WhatsOnStage Logo
Home link

Edinburgh review: Dublin Oldschool (Pleasance Theatre)

Emmet Kirwan's play is a railroading coming-of-age tale

Rating: 3 out of 5 stars
Emmet Kirwan and Ian Lloyd Anderson
© Ros Kavanagh

Emmet Kirwan's new play follows young DJ Jason as he zooms through a series of drug-fuelled nights and days in Dublin. He's delirious with a potent cocktail of ketamine, methadone, booze and anything else he can throw down his gullet. It's a fast-paced, railroading piece that paints a gnarly portrait of disenfranchised young people in a city that seems to be unravelling.

The writer also stars in this two-hander, which does away with any set and relies only on two tour de force performances. A bare stage is filled with Kirwan and his co-star Ian Lloyd Anderson; they screech, they shout, they sweat and they swagger their way through Kirwan's gut-punching text. The rapid-fire delivery in heavy Dublin accents takes a little time to get used to especially as Kirwan begins the play slap bang in the middle of Jason's raucous binge. He's heading from club to club and from house party to house party. Along the way he stumbles upon – among much else – a police drug raid, a man who sells his friends a batch of pre-prepared 'K' (ketamine) and a very messed up party or two (or four). Not to mention a run-in with his fairly angry boss.

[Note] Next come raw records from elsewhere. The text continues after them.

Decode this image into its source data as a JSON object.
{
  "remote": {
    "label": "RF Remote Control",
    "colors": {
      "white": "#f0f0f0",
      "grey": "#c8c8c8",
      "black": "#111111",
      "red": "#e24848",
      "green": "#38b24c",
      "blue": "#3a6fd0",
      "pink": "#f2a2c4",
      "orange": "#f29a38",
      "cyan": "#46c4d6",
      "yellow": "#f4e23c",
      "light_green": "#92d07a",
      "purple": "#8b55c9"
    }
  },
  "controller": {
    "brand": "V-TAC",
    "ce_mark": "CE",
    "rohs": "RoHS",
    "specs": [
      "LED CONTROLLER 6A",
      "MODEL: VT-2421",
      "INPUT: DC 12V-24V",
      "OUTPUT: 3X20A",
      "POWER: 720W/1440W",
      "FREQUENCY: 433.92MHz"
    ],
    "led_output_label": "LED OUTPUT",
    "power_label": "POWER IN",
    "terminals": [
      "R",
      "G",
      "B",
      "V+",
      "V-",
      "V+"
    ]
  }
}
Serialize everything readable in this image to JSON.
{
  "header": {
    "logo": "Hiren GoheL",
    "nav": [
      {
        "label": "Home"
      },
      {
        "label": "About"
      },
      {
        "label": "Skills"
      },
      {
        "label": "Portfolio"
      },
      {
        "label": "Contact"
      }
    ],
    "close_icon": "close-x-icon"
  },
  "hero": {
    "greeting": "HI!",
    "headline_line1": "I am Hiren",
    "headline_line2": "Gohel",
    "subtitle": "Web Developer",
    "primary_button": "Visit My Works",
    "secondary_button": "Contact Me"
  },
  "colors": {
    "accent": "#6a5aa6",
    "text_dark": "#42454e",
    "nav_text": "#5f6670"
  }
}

Dublin Oldschool is bold and brash, but at times it is too much. It's when Jason bumps into his older brother – a homeless heroin addict back in Dublin after living in London – that everything slows a little. During these sections he sees his brother anew – now an adult – and the unspoken pain, guilt and love shows through the cracks in both men's world-beaten veneer. But either side of those moments the furious storming of Dublin becomes weary. There's poetry in Kirwan's script but the parties become repetitive and add little new to Jason's situation.

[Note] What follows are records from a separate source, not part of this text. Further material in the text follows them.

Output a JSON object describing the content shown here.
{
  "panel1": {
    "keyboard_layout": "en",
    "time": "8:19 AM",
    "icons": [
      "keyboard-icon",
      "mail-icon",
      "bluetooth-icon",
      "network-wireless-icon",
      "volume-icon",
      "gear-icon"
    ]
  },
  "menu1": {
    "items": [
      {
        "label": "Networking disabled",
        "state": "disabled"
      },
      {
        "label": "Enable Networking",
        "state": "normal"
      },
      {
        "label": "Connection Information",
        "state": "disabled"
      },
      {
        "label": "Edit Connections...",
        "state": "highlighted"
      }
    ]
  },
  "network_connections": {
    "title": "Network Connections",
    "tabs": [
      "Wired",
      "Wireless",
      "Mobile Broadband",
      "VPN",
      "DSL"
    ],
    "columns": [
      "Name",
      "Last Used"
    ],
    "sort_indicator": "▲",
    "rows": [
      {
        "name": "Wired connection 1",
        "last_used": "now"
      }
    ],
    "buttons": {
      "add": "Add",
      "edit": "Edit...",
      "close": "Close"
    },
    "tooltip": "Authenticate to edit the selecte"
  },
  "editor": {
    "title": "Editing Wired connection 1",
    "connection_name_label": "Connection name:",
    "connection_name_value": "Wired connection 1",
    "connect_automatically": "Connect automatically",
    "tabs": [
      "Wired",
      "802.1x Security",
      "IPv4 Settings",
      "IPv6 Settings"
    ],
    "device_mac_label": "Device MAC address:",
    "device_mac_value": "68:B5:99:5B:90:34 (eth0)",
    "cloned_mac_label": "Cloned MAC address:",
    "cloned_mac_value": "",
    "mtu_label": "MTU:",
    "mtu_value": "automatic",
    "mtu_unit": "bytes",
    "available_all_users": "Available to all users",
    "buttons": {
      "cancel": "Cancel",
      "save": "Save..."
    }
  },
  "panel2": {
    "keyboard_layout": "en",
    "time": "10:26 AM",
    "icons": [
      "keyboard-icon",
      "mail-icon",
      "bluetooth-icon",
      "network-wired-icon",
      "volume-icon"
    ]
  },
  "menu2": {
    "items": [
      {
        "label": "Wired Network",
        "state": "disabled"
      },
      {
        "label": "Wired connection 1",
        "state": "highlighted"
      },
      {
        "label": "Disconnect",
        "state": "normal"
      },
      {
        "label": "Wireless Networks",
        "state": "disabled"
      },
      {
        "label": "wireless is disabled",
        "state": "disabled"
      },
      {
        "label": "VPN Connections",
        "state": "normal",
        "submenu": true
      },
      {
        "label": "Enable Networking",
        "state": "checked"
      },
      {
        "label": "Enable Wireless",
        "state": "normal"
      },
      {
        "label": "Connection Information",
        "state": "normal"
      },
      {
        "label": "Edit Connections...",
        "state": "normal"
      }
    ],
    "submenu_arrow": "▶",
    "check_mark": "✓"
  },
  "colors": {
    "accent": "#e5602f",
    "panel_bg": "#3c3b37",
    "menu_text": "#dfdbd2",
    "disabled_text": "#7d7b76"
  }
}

Still, Kirwan has a snappy and beautiful turn of phrase and when Jason spots himself – a ghostly mirror image in corners at parties - it is both a reflection of his state of mind, but also a troubling vision of his future. The piece is about a turning point in a young man's life; a fork in the self destructive path he's on. Dublin Oldschool is a smart, if flawed, coming-of-age tale.

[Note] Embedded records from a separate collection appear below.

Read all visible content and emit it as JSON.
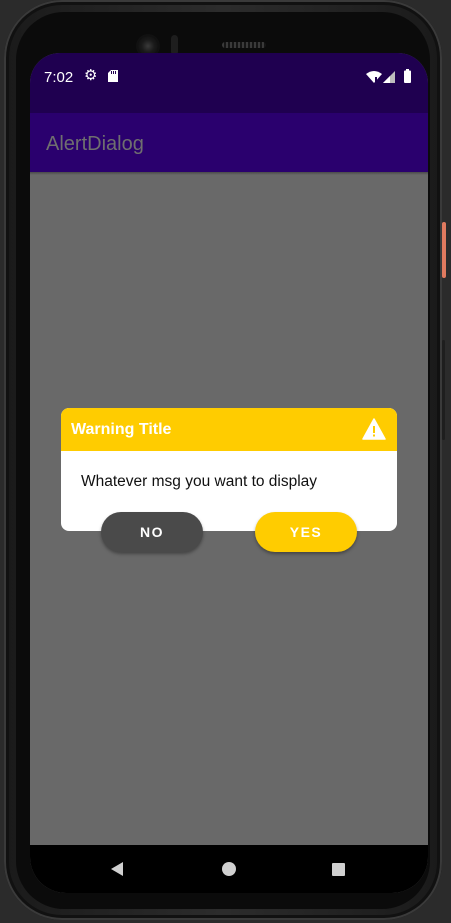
{
  "status_bar": {
    "time": "7:02",
    "icons": [
      "gear-icon",
      "sd-card-icon",
      "wifi-icon",
      "signal-icon",
      "battery-icon"
    ]
  },
  "app_bar": {
    "title": "AlertDialog"
  },
  "dialog": {
    "title": "Warning Title",
    "icon": "warning-icon",
    "message": "Whatever msg you want to display",
    "negative_label": "NO",
    "positive_label": "YES"
  },
  "nav_bar": {
    "icons": [
      "back-icon",
      "home-icon",
      "recents-icon"
    ]
  },
  "colors": {
    "status_bar": "#1f0050",
    "app_bar": "#2a006e",
    "accent": "#ffcc00",
    "scrim": "#696969",
    "button_dark": "#4a4a4a"
  }
}
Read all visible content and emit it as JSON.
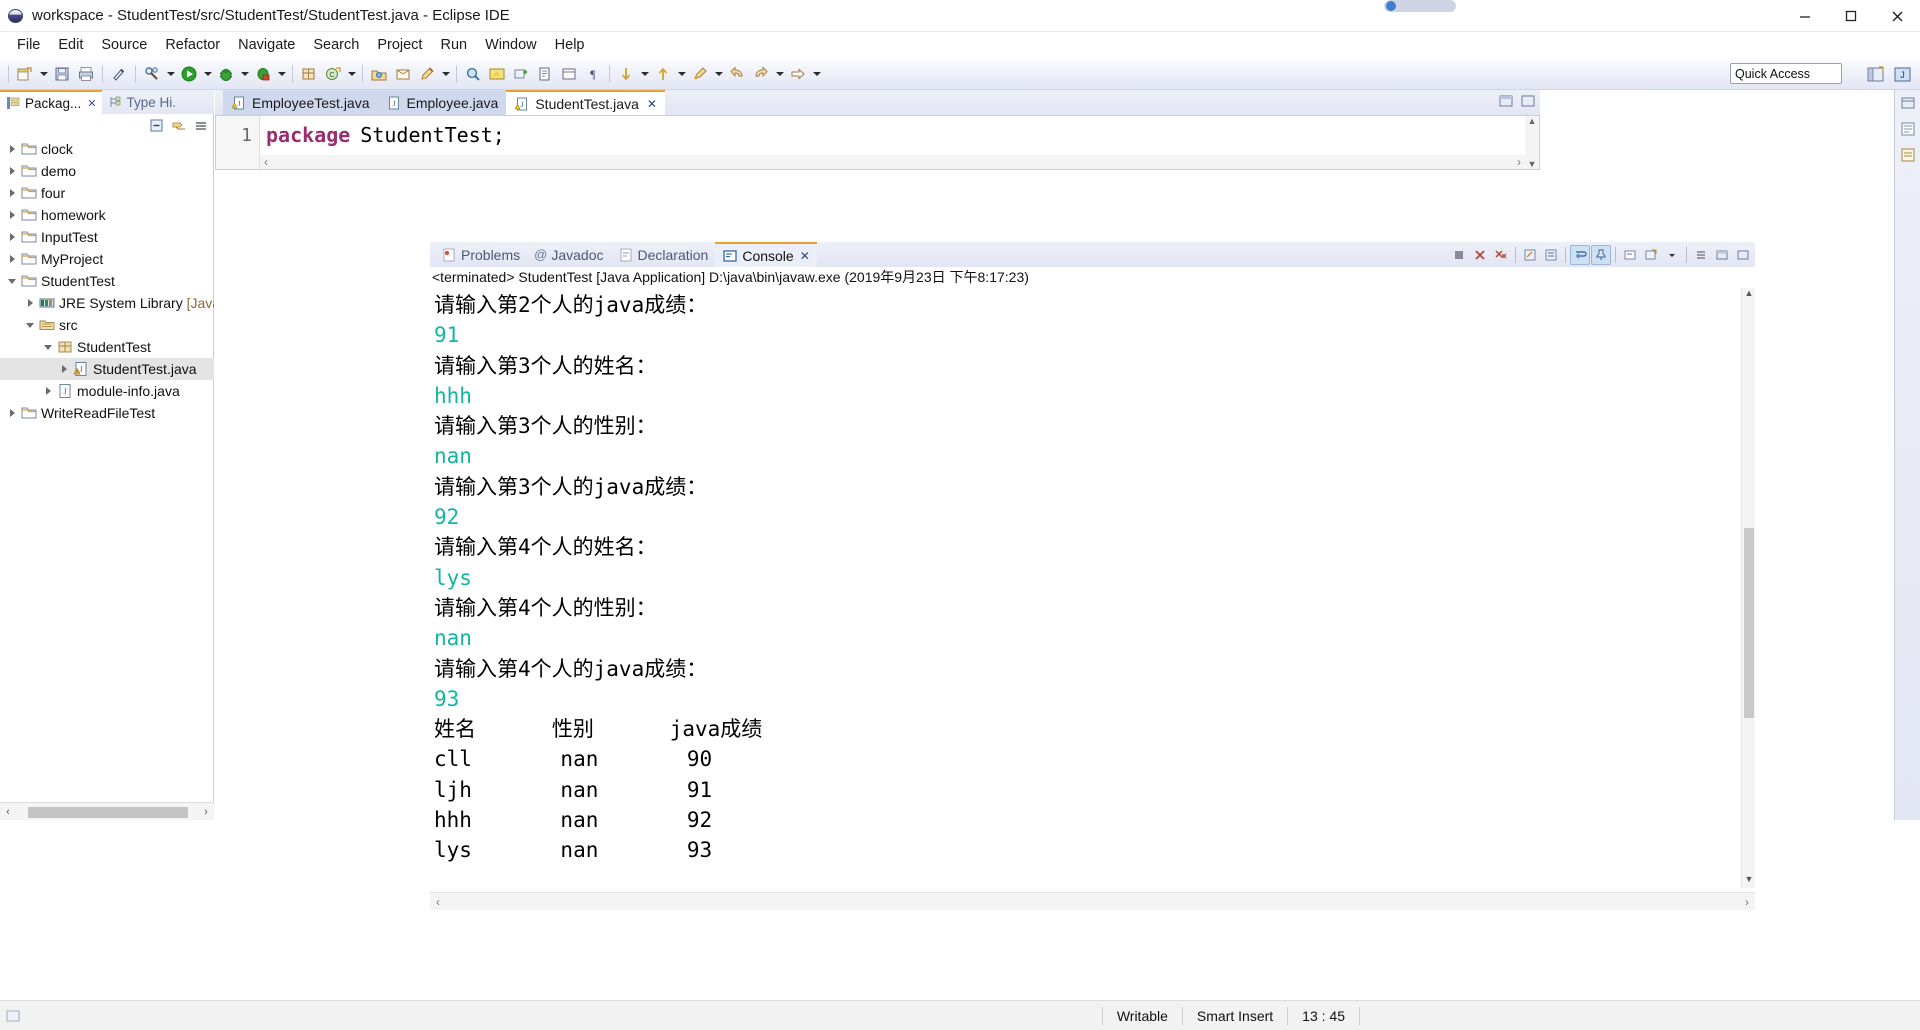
{
  "window": {
    "title": "workspace - StudentTest/src/StudentTest/StudentTest.java - Eclipse IDE",
    "app_icon": "eclipse-sphere-icon",
    "minimize_label": "Minimize",
    "maximize_label": "Maximize",
    "close_label": "Close"
  },
  "menubar": {
    "items": [
      {
        "label": "File"
      },
      {
        "label": "Edit"
      },
      {
        "label": "Source"
      },
      {
        "label": "Refactor"
      },
      {
        "label": "Navigate"
      },
      {
        "label": "Search"
      },
      {
        "label": "Project"
      },
      {
        "label": "Run"
      },
      {
        "label": "Window"
      },
      {
        "label": "Help"
      }
    ]
  },
  "toolbar": {
    "quick_access_label": "Quick Access",
    "buttons": [
      {
        "name": "new-wizard-icon"
      },
      {
        "name": "save-icon"
      },
      {
        "name": "print-icon"
      },
      {
        "name": "link-icon"
      },
      {
        "name": "build-icon"
      },
      {
        "name": "run-icon"
      },
      {
        "name": "debug-icon"
      },
      {
        "name": "coverage-icon"
      },
      {
        "name": "new-java-package-icon"
      },
      {
        "name": "new-class-icon"
      },
      {
        "name": "open-type-icon"
      },
      {
        "name": "search-icon"
      },
      {
        "name": "external-tools-icon"
      },
      {
        "name": "next-annotation-icon"
      },
      {
        "name": "previous-annotation-icon"
      },
      {
        "name": "last-edit-location-icon"
      },
      {
        "name": "back-icon"
      },
      {
        "name": "forward-icon"
      }
    ],
    "perspective_buttons": [
      {
        "name": "open-perspective-icon"
      },
      {
        "name": "java-perspective-icon"
      }
    ]
  },
  "package_explorer": {
    "tabs": [
      {
        "label": "Packag...",
        "icon": "package-explorer-icon",
        "active": true,
        "closable": true
      },
      {
        "label": "Type Hi.",
        "icon": "type-hierarchy-icon",
        "active": false,
        "closable": false
      }
    ],
    "view_tools": [
      {
        "name": "collapse-all-icon"
      },
      {
        "name": "link-with-editor-icon"
      },
      {
        "name": "view-menu-icon"
      }
    ],
    "tree": [
      {
        "label": "clock",
        "icon": "java-project-icon",
        "indent": 0,
        "expander": "collapsed",
        "selected": false
      },
      {
        "label": "demo",
        "icon": "java-project-icon",
        "indent": 0,
        "expander": "collapsed",
        "selected": false
      },
      {
        "label": "four",
        "icon": "java-project-icon",
        "indent": 0,
        "expander": "collapsed",
        "selected": false
      },
      {
        "label": "homework",
        "icon": "java-project-icon",
        "indent": 0,
        "expander": "collapsed",
        "selected": false
      },
      {
        "label": "InputTest",
        "icon": "java-project-icon",
        "indent": 0,
        "expander": "collapsed",
        "selected": false
      },
      {
        "label": "MyProject",
        "icon": "java-project-icon",
        "indent": 0,
        "expander": "collapsed",
        "selected": false
      },
      {
        "label": "StudentTest",
        "icon": "java-project-icon",
        "indent": 0,
        "expander": "expanded",
        "selected": false
      },
      {
        "label": "JRE System Library",
        "suffix": "[JavaSE",
        "icon": "jre-library-icon",
        "indent": 1,
        "expander": "collapsed",
        "selected": false
      },
      {
        "label": "src",
        "icon": "source-folder-icon",
        "indent": 1,
        "expander": "expanded",
        "selected": false
      },
      {
        "label": "StudentTest",
        "icon": "package-icon",
        "indent": 2,
        "expander": "expanded",
        "selected": false
      },
      {
        "label": "StudentTest.java",
        "icon": "java-file-warning-icon",
        "indent": 3,
        "expander": "collapsed",
        "selected": true
      },
      {
        "label": "module-info.java",
        "icon": "java-file-icon",
        "indent": 2,
        "expander": "collapsed",
        "selected": false
      },
      {
        "label": "WriteReadFileTest",
        "icon": "java-project-icon",
        "indent": 0,
        "expander": "collapsed",
        "selected": false
      }
    ]
  },
  "editor": {
    "tabs": [
      {
        "label": "EmployeeTest.java",
        "icon": "java-file-warning-icon",
        "active": false,
        "closable": false
      },
      {
        "label": "Employee.java",
        "icon": "java-file-icon",
        "active": false,
        "closable": false
      },
      {
        "label": "StudentTest.java",
        "icon": "java-file-warning-icon",
        "active": true,
        "closable": true
      }
    ],
    "code": {
      "line_number": "1",
      "keyword": "package",
      "rest": "StudentTest;"
    }
  },
  "console_view": {
    "tabs": [
      {
        "label": "Problems",
        "icon": "problems-icon",
        "active": false,
        "closable": false
      },
      {
        "label": "Javadoc",
        "icon": "javadoc-icon",
        "active": false,
        "closable": false
      },
      {
        "label": "Declaration",
        "icon": "declaration-icon",
        "active": false,
        "closable": false
      },
      {
        "label": "Console",
        "icon": "console-icon",
        "active": true,
        "closable": true
      }
    ],
    "toolbar_buttons": [
      {
        "name": "terminate-icon"
      },
      {
        "name": "remove-launch-icon"
      },
      {
        "name": "remove-all-terminated-icon"
      },
      {
        "name": "clear-console-icon"
      },
      {
        "name": "scroll-lock-icon"
      },
      {
        "name": "word-wrap-icon"
      },
      {
        "name": "pin-console-icon"
      },
      {
        "name": "display-selected-console-icon"
      },
      {
        "name": "open-console-icon"
      },
      {
        "name": "view-menu-icon"
      },
      {
        "name": "minimize-icon"
      },
      {
        "name": "maximize-icon"
      }
    ],
    "status_line": "<terminated> StudentTest [Java Application] D:\\java\\bin\\javaw.exe (2019年9月23日 下午8:17:23)",
    "output_lines": [
      {
        "text": "请输入第2个人的java成绩：",
        "kind": "prompt"
      },
      {
        "text": "91",
        "kind": "input"
      },
      {
        "text": "请输入第3个人的姓名：",
        "kind": "prompt"
      },
      {
        "text": "hhh",
        "kind": "input"
      },
      {
        "text": "请输入第3个人的性别：",
        "kind": "prompt"
      },
      {
        "text": "nan",
        "kind": "input"
      },
      {
        "text": "请输入第3个人的java成绩：",
        "kind": "prompt"
      },
      {
        "text": "92",
        "kind": "input"
      },
      {
        "text": "请输入第4个人的姓名：",
        "kind": "prompt"
      },
      {
        "text": "lys",
        "kind": "input"
      },
      {
        "text": "请输入第4个人的性别：",
        "kind": "prompt"
      },
      {
        "text": "nan",
        "kind": "input"
      },
      {
        "text": "请输入第4个人的java成绩：",
        "kind": "prompt"
      },
      {
        "text": "93",
        "kind": "input"
      },
      {
        "text": "姓名      性别      java成绩",
        "kind": "table"
      },
      {
        "text": "cll       nan       90",
        "kind": "table"
      },
      {
        "text": "ljh       nan       91",
        "kind": "table"
      },
      {
        "text": "hhh       nan       92",
        "kind": "table"
      },
      {
        "text": "lys       nan       93",
        "kind": "table"
      }
    ]
  },
  "statusbar": {
    "writable": "Writable",
    "insert_mode": "Smart Insert",
    "position": "13 : 45"
  },
  "colors": {
    "console_input": "#11b5a0",
    "keyword_magenta": "#9b2d6f",
    "tab_accent": "#f0a030",
    "selection_gray": "#e4e4e4"
  }
}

Dublin Oldschool runs at Pleasance Courtyard at 1pm until 28 August.

For all our festival coverage, click here to head to our Edinburgh page